The tariff was the most important of these measures. Reflecting American leaders’ preoccupation with China’s trade, the first tariff singled out only one branch of commerce for particular protection: the traffic in goods imported “from China or India.” In subsequent years, Congress also acted to grant tea merchants special privileges on import and export duties. Collectively, these laws granted American merchants a lock on the domestic market for Asian goods, and established a strong incentive to re-export the surplus to Europe and the West Indies. Somewhat unexpectedly, then, the China trade appears at the center of politics at the birth of the modern American nation-state, as a means to independence, a diplomatic tool, and a key component of the political economy that, it was hoped, would make the nation strong, prosperous, and free.
Dael A. Norwood is an Assistant Professor of History at Binghamton University. His book Trading Freedom: How Commerce with China Defined Early America, is under contract with the University of Chicago Press.
 The business and sailing of the Empress of China’s voyage is most fully described in Philip Chadwick Foster Smith, The Empress of China (Philadelphia: Philadelphia Maritime Museum, 1984).
 Robert Morris to John Jay, Philadelphia, 27 November 1783, in John Jay, The Correspondence and Public Papers of John Jay, ed. Henry Phelps Johnston (New York: G.P. Putnam’s Sons, 1890), 3:96–97.
 Philadelphia, February 28,” Maryland Journal and Baltimore Advertiser, March 5, 1784.
 Richard Henry Lee to Samuel Adams, New York, 20 May 1785 in Paul Hubert Smith, ed., Letters of Delegates to Congress, 1774-1789 (Washington D.C.: Library of Congress, 1976), 22:397. Lee also discussed the Empress voyage in letters to Thomas Jefferson, John Adams, and James Madison, among others. See: Ibid., 22: 393–393, 409–410, 417–418.
 John Adams to Secretary Livingston, Paris, 16 July 1783 in John Adams, The Works of John Adams, Second President of the United States: with a life of the author, notes and illustrations, ed by. Charles Francis Adams (Boston: Little, Brown and Company, 1850), 8:101–102.
 “Letter from mr. Shaw, agent for the owners of the ship Empress of China, in her voyage to Canton, addressed to John Jay, esq.,” The American Museum, or Universal Magazine (Philadelphia, PA) 1, no. 3 (March 1787): 194-197.
 “Petition on East India Trade, January 22, 1791,” Thomas C. Cochran, ed., The New American State Papers: Commerce and Navigation, 47 vols. (Wilmington, DE: Scholarly Resources, 1973), 1: 27.
 “No. 4,” Alexander Hamilton, James Madison, and John Jay, The Federalist, ed. George W. Carey and James McClellan, Gideon Edition (Indianapolis, IN: Liberty Fund, 2001), http://oll.libertyfund.org/titles/788#Hamilton_0084_226
 The Tariff: Act of July 4, 1789, ch. 2, 1 Stat. 24 (“An Act: For laying a duty on goods, wares, and merchandises imported into the United States”)

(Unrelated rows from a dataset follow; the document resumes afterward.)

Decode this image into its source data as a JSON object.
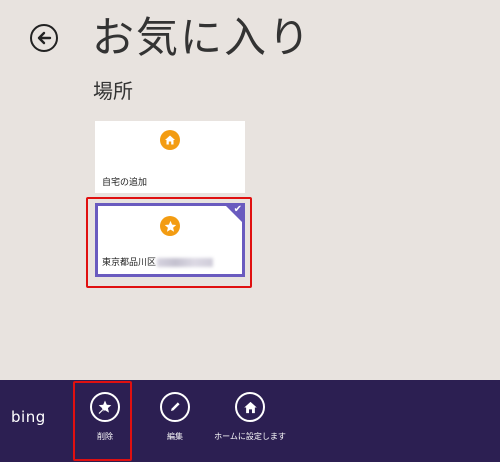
{
  "header": {
    "title": "お気に入り"
  },
  "section": {
    "title": "場所"
  },
  "tiles": [
    {
      "label": "自宅の追加",
      "icon": "home-icon",
      "selected": false
    },
    {
      "label": "東京都品川区",
      "icon": "star-icon",
      "selected": true
    }
  ],
  "app_bar": {
    "brand": "bing",
    "buttons": [
      {
        "label": "削除",
        "icon": "remove-favorite-icon"
      },
      {
        "label": "編集",
        "icon": "pencil-icon"
      },
      {
        "label": "ホームに設定します",
        "icon": "home-icon"
      }
    ]
  },
  "colors": {
    "background": "#e8e3df",
    "app_bar": "#2c1f52",
    "accent_selected": "#6a5bbf",
    "tile_icon": "#f39c12",
    "highlight_frame": "#e01010"
  }
}
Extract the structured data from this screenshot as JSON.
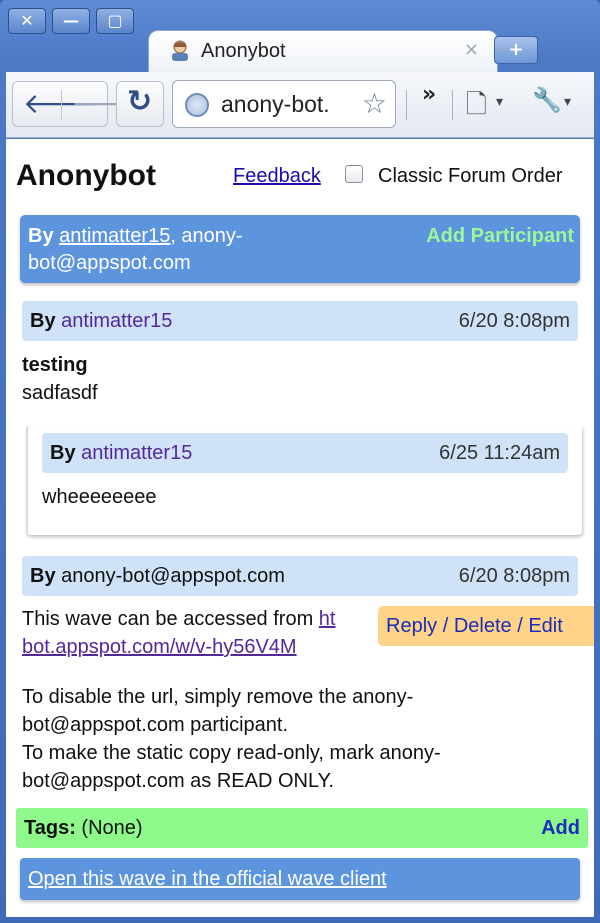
{
  "window": {
    "close_glyph": "✕",
    "minimize_glyph": "—",
    "maximize_glyph": "▢"
  },
  "tab": {
    "title": "Anonybot",
    "close_glyph": "×",
    "favicon": "robot-face-icon"
  },
  "new_tab_glyph": "+",
  "toolbar": {
    "back_glyph": "🡐",
    "forward_glyph": "🡒",
    "reload_glyph": "↻",
    "url": "anony-bot.",
    "star_glyph": "☆",
    "overflow_glyph": "»",
    "page_menu_glyph": "🗋",
    "wrench_glyph": "🔧",
    "dropdown_glyph": "▾"
  },
  "header": {
    "title": "Anonybot",
    "feedback": "Feedback",
    "classic_order_label": "Classic Forum Order",
    "classic_order_checked": false
  },
  "participants": {
    "by_label": "By",
    "user1": "antimatter15",
    "sep": ", anony-",
    "line2": "bot@appspot.com",
    "add_label": "Add Participant"
  },
  "blips": [
    {
      "by_label": "By",
      "author": "antimatter15",
      "time": "6/20 8:08pm",
      "title": "testing",
      "body": "sadfasdf"
    },
    {
      "by_label": "By",
      "author": "antimatter15",
      "time": "6/25 11:24am",
      "body": "wheeeeeeee"
    },
    {
      "by_label": "By",
      "author": "anony-bot@appspot.com",
      "time": "6/20 8:08pm",
      "line1_prefix": "This wave can be accessed from ",
      "line1_link": "ht",
      "line2_link": "bot.appspot.com/w/v-hy56V4M",
      "para2_l1": "To disable the url, simply remove the anony-",
      "para2_l2": "bot@appspot.com participant.",
      "para2_l3": "To make the static copy read-only, mark anony-",
      "para2_l4": "bot@appspot.com as READ ONLY."
    }
  ],
  "actions": {
    "reply": "Reply",
    "delete": "Delete",
    "edit": "Edit",
    "sep": "/"
  },
  "tags": {
    "label": "Tags:",
    "value": "(None)",
    "add": "Add"
  },
  "open_link": "Open this wave in the official wave client",
  "colors": {
    "frame": "#4c79c6",
    "blue_bar": "#5c95dd",
    "light_bar": "#cfe2f7",
    "tags_bar": "#8ef98a",
    "actions_bg": "#ffd489",
    "author_purple": "#55289a"
  }
}
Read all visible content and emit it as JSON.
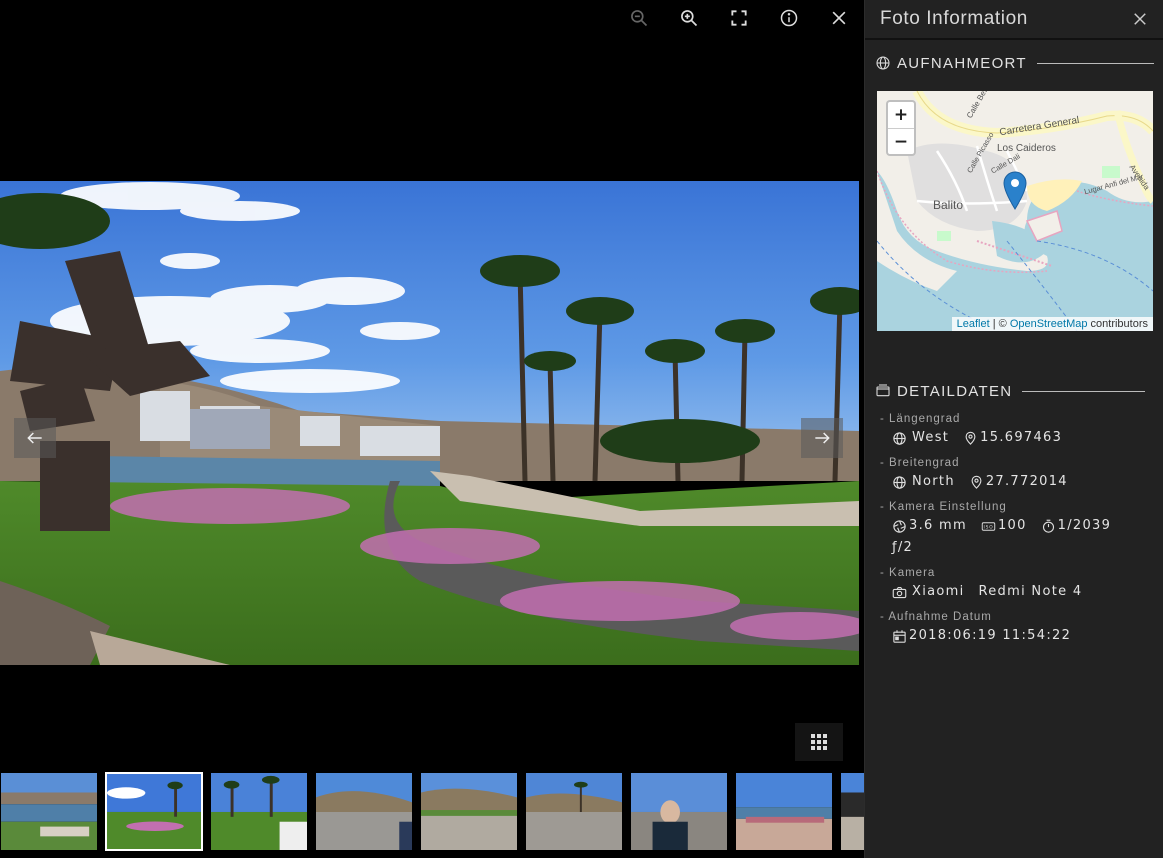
{
  "viewer": {
    "toolbar": [
      {
        "name": "zoom-out-icon",
        "enabled": false
      },
      {
        "name": "zoom-in-icon",
        "enabled": true
      },
      {
        "name": "fullscreen-icon",
        "enabled": true
      },
      {
        "name": "info-icon",
        "enabled": true
      },
      {
        "name": "close-icon",
        "enabled": true
      }
    ],
    "thumbnail_count": 9,
    "active_thumbnail": 1
  },
  "panel": {
    "title": "Foto Information",
    "location": {
      "heading": "AUFNAHMEORT",
      "map": {
        "zoom_in": "+",
        "zoom_out": "−",
        "labels": [
          "Carretera General",
          "Calle Besay",
          "Los Caideros",
          "Calle Picasso",
          "Calle Dali",
          "Balito",
          "Lugar Anfi del Mar",
          "Avenida"
        ],
        "attribution_leaflet": "Leaflet",
        "attribution_sep": " | © ",
        "attribution_osm": "OpenStreetMap",
        "attribution_tail": " contributors"
      }
    },
    "details": {
      "heading": "DETAILDATEN",
      "longitude": {
        "label": "- Längengrad",
        "hemisphere": "West",
        "value": "15.697463"
      },
      "latitude": {
        "label": "- Breitengrad",
        "hemisphere": "North",
        "value": "27.772014"
      },
      "camera_settings": {
        "label": "- Kamera Einstellung",
        "focal": "3.6 mm",
        "iso": "100",
        "shutter": "1/2039",
        "aperture": "ƒ/2"
      },
      "camera": {
        "label": "- Kamera",
        "make": "Xiaomi",
        "model": "Redmi Note 4"
      },
      "date": {
        "label": "- Aufnahme Datum",
        "value": "2018:06:19 11:54:22"
      }
    }
  },
  "colors": {
    "panel_bg": "#222222",
    "viewer_bg": "#000000",
    "marker": "#2a81cb"
  }
}
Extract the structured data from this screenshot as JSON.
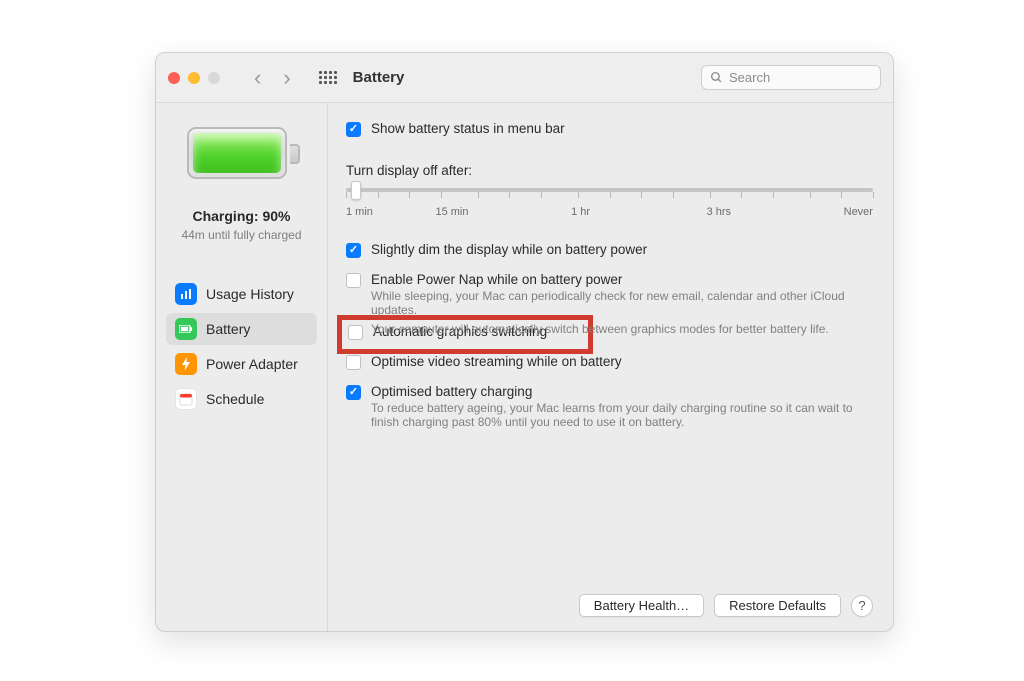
{
  "header": {
    "title": "Battery",
    "search_placeholder": "Search"
  },
  "sidebar": {
    "status_title": "Charging: 90%",
    "status_sub": "44m until fully charged",
    "items": [
      {
        "label": "Usage History"
      },
      {
        "label": "Battery"
      },
      {
        "label": "Power Adapter"
      },
      {
        "label": "Schedule"
      }
    ]
  },
  "options": {
    "menu_bar_label": "Show battery status in menu bar",
    "slider_title": "Turn display off after:",
    "slider_ticks": [
      "1 min",
      "15 min",
      "1 hr",
      "3 hrs",
      "Never"
    ],
    "dim_label": "Slightly dim the display while on battery power",
    "powernap_label": "Enable Power Nap while on battery power",
    "powernap_desc": "While sleeping, your Mac can periodically check for new email, calendar and other iCloud updates.",
    "gfx_label": "Automatic graphics switching",
    "gfx_desc": "Your computer will automatically switch between graphics modes for better battery life.",
    "video_label": "Optimise video streaming while on battery",
    "charging_label": "Optimised battery charging",
    "charging_desc": "To reduce battery ageing, your Mac learns from your daily charging routine so it can wait to finish charging past 80% until you need to use it on battery."
  },
  "footer": {
    "health": "Battery Health…",
    "restore": "Restore Defaults",
    "help": "?"
  }
}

 Act of August 4, 1790, ch. 35, 1 Stat. 145, (“An Act: To provide more effectually for the collection of the duties imposed by law on goods, wares, and merchandise imported into the United States, and on the tonnage of ships or vessels”); Act of August 10, 1790, ch 39, 1 Stat. 180, (“An Act: Making further provision for the payment of the debt of the United States”; Act of March 3, 1791, ch 26, 1 Stat. 219, Chapter 26, 1 Congress, Session 3 (“An Act: Making farther provision for the collection of the duties by law imposed on teas, and to prolong the term for the payment of the duties on wines”).